Entering the temple, my brow is dyed at a shrine where mothers pray for sons. Next I’m led to a place where, moments earlier, a goat was slaughtered. Paint-red blood drips on the walls and floor, and I watch two men carve the beast into tasty strips. Having perished propitiating Kali, the goat will now serve to feed the local poor.
Ominously, I’m warned to watch for thieves and “wicked characters,” as we move into the inner sanctum of the temple. I will only have a moment to cast my offering to the god. “But hold your wallet,” my guide says, and then orders me to throw my flowers.
Having satisfied the god, I’m led through the temple to a sacred tank, where I am to pray for my family back home, and lay a garland round the neck of another stone divinity. This I do with due solemnity, but then the metaphorical sky blackens. I have been here before, in other times and places, and my heart sinks with the memory of other temple malefactors. Now, I’m told with rising menace, I must make a donation of 5000 rupees.
“5000 rupees now! Else a lifetime of bad luck awaits you, friend…”

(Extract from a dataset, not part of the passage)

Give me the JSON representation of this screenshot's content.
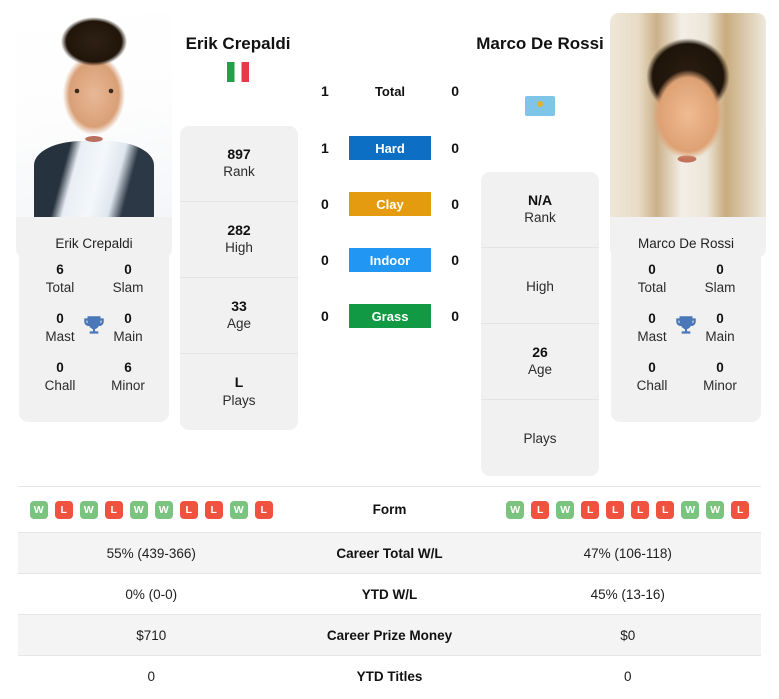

I would have simply walked away, but there were five men around me now. Fumbling in my pocket, I offer 100 rupees to the guide – still five times the recommended fee – and he snatches the note away. “You are a wicked man,” he says, shaking his head. For a moment, I thought he might push me down into the murky tank, but he cursed again and disappeared into the temple, doubtless searching for new prey.

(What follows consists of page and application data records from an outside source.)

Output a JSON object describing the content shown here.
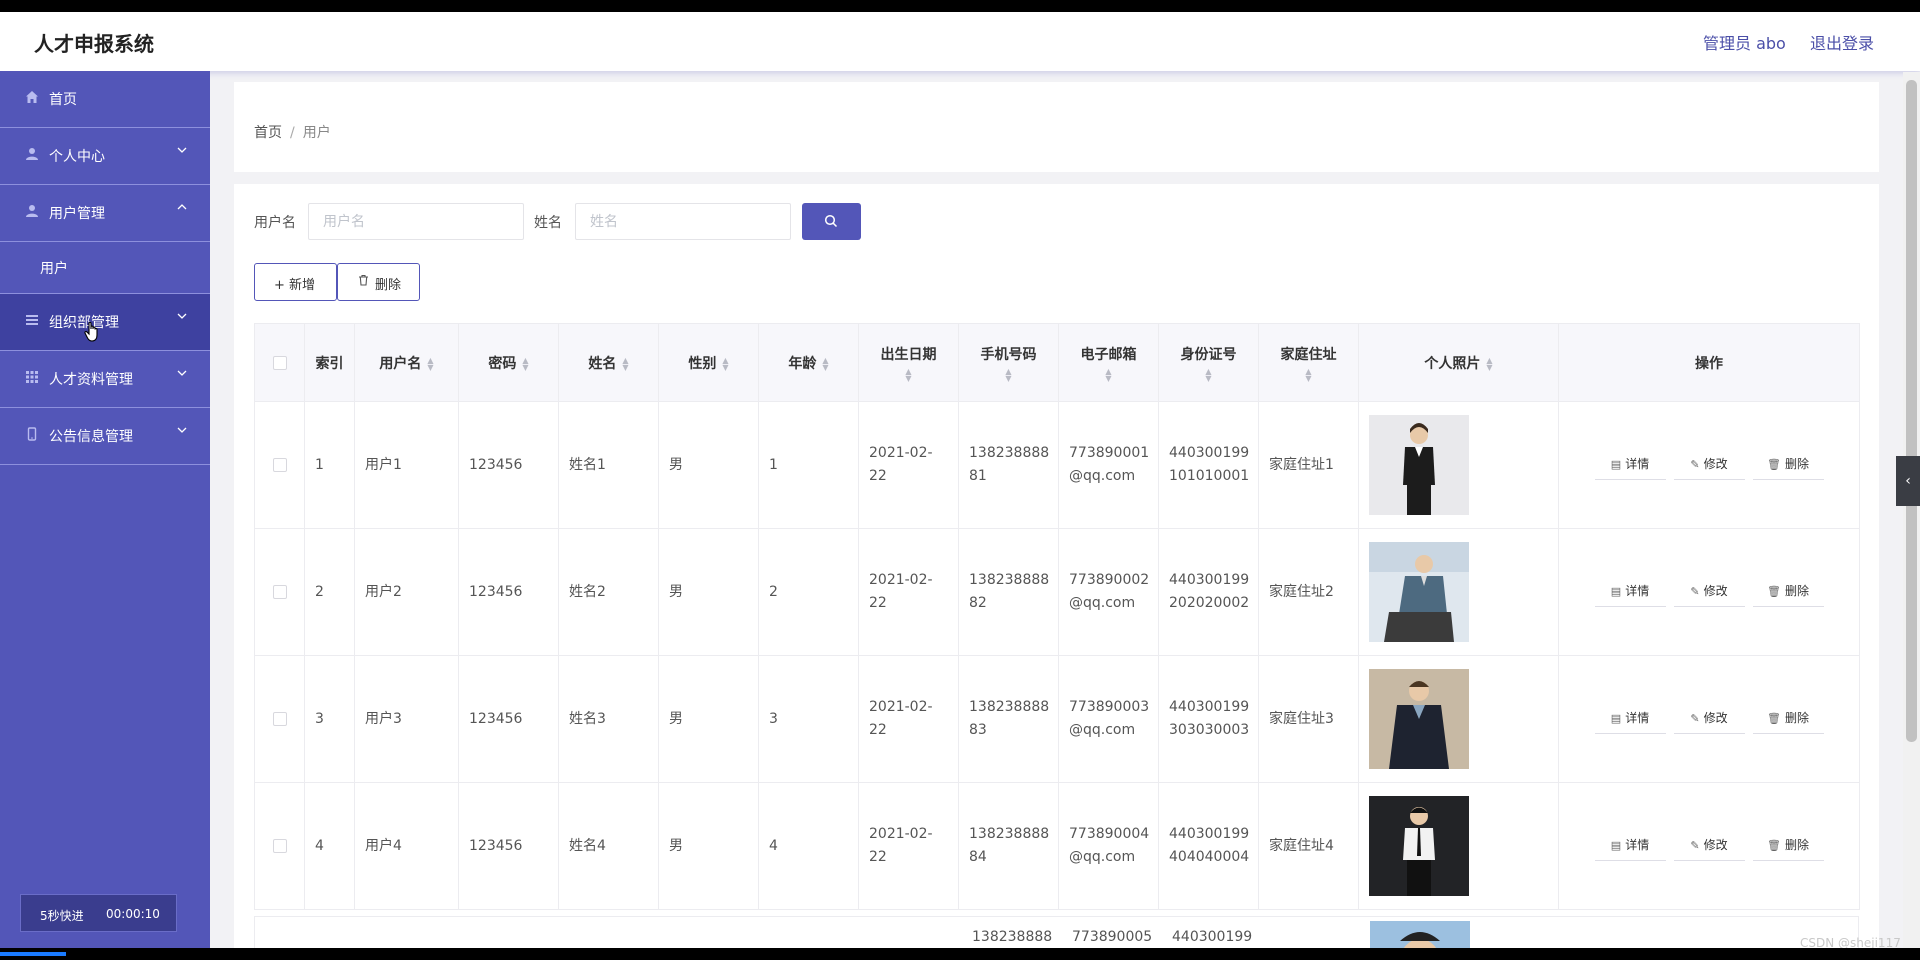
{
  "header": {
    "title": "人才申报系统",
    "admin_label": "管理员 abo",
    "logout_label": "退出登录"
  },
  "sidebar": {
    "items": [
      {
        "label": "首页",
        "icon": "home-icon",
        "chevron": ""
      },
      {
        "label": "个人中心",
        "icon": "user-icon",
        "chevron": "⌄"
      },
      {
        "label": "用户管理",
        "icon": "user-icon",
        "chevron": "⌃"
      },
      {
        "label": "组织部管理",
        "icon": "list-icon",
        "chevron": "⌄"
      },
      {
        "label": "人才资料管理",
        "icon": "grid-icon",
        "chevron": "⌄"
      },
      {
        "label": "公告信息管理",
        "icon": "mobile-icon",
        "chevron": "⌄"
      }
    ],
    "submenu": {
      "label": "用户"
    }
  },
  "speed": {
    "label": "5秒快进",
    "time": "00:00:10"
  },
  "breadcrumb": {
    "home": "首页",
    "sep": "/",
    "current": "用户"
  },
  "search": {
    "username_label": "用户名",
    "username_placeholder": "用户名",
    "name_label": "姓名",
    "name_placeholder": "姓名"
  },
  "toolbar": {
    "add_label": "+ 新增",
    "delete_label": "删除"
  },
  "table": {
    "headers": [
      "索引",
      "用户名",
      "密码",
      "姓名",
      "性别",
      "年龄",
      "出生日期",
      "手机号码",
      "电子邮箱",
      "身份证号",
      "家庭住址",
      "个人照片",
      "操作"
    ],
    "rows": [
      {
        "index": "1",
        "username": "用户1",
        "password": "123456",
        "name": "姓名1",
        "gender": "男",
        "age": "1",
        "birth": "2021-02-22",
        "phone1": "138238888",
        "phone2": "81",
        "email1": "773890001",
        "email2": "@qq.com",
        "id1": "440300199",
        "id2": "101010001",
        "addr": "家庭住址1"
      },
      {
        "index": "2",
        "username": "用户2",
        "password": "123456",
        "name": "姓名2",
        "gender": "男",
        "age": "2",
        "birth": "2021-02-22",
        "phone1": "138238888",
        "phone2": "82",
        "email1": "773890002",
        "email2": "@qq.com",
        "id1": "440300199",
        "id2": "202020002",
        "addr": "家庭住址2"
      },
      {
        "index": "3",
        "username": "用户3",
        "password": "123456",
        "name": "姓名3",
        "gender": "男",
        "age": "3",
        "birth": "2021-02-22",
        "phone1": "138238888",
        "phone2": "83",
        "email1": "773890003",
        "email2": "@qq.com",
        "id1": "440300199",
        "id2": "303030003",
        "addr": "家庭住址3"
      },
      {
        "index": "4",
        "username": "用户4",
        "password": "123456",
        "name": "姓名4",
        "gender": "男",
        "age": "4",
        "birth": "2021-02-22",
        "phone1": "138238888",
        "phone2": "84",
        "email1": "773890004",
        "email2": "@qq.com",
        "id1": "440300199",
        "id2": "404040004",
        "addr": "家庭住址4"
      }
    ],
    "actions": {
      "detail": "详情",
      "edit": "修改",
      "delete": "删除"
    },
    "partial_row": {
      "phone": "138238888",
      "email": "773890005",
      "id": "440300199"
    }
  },
  "watermark": "CSDN @sheji117",
  "colors": {
    "primary": "#5356b8",
    "sidebar_active": "#3e41a0"
  }
}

Seeking to shake off my sadness at another sacred place defiled, I wander the alleys behind the complex, past the “Home of the Pure Heart,” Mother Teresa’s still controversial hospice for the dying, and down towards the Adi Ganga. Also known as Tolly’s Canal, this channel runs from the Hooghly River down through Kalighat. Alas, this once navigable river has become an open sewer, killed dead by pollution. Children play among waste rising from pools of sickly water.
After lunch, I take an historical detour and walk the vast grounds surrounding the Victoria Memorial, a masterpiece of imperial design, built to commemorate the reign of the Empress of India herself. The Memorial was opened to great fanfare in 1921. And yet, twenty years after the death of Victoria, the Raj was nearer to the end than its beginning. Inside the Memorial is a museum that recalls the history of colonial Bengal, a microcosm of India’s experience as the object of Western economic, military and cultural desire. The long encounter between Britain and subcontinent contains all the elements of tragedy and romance, of discovery and desecration. It was a relationship premised and sustained on exploitation, yet one that also sowed the seeds of its own demise through the mingling of Indian and European philosophy, art, literature and ideology. The Bengali Renaissance would help give shape and form to the very nationalism that would ultimately drive the invaders back to their island home. The legacy of that renaissance still shapes the identity of the city of Kolkata now.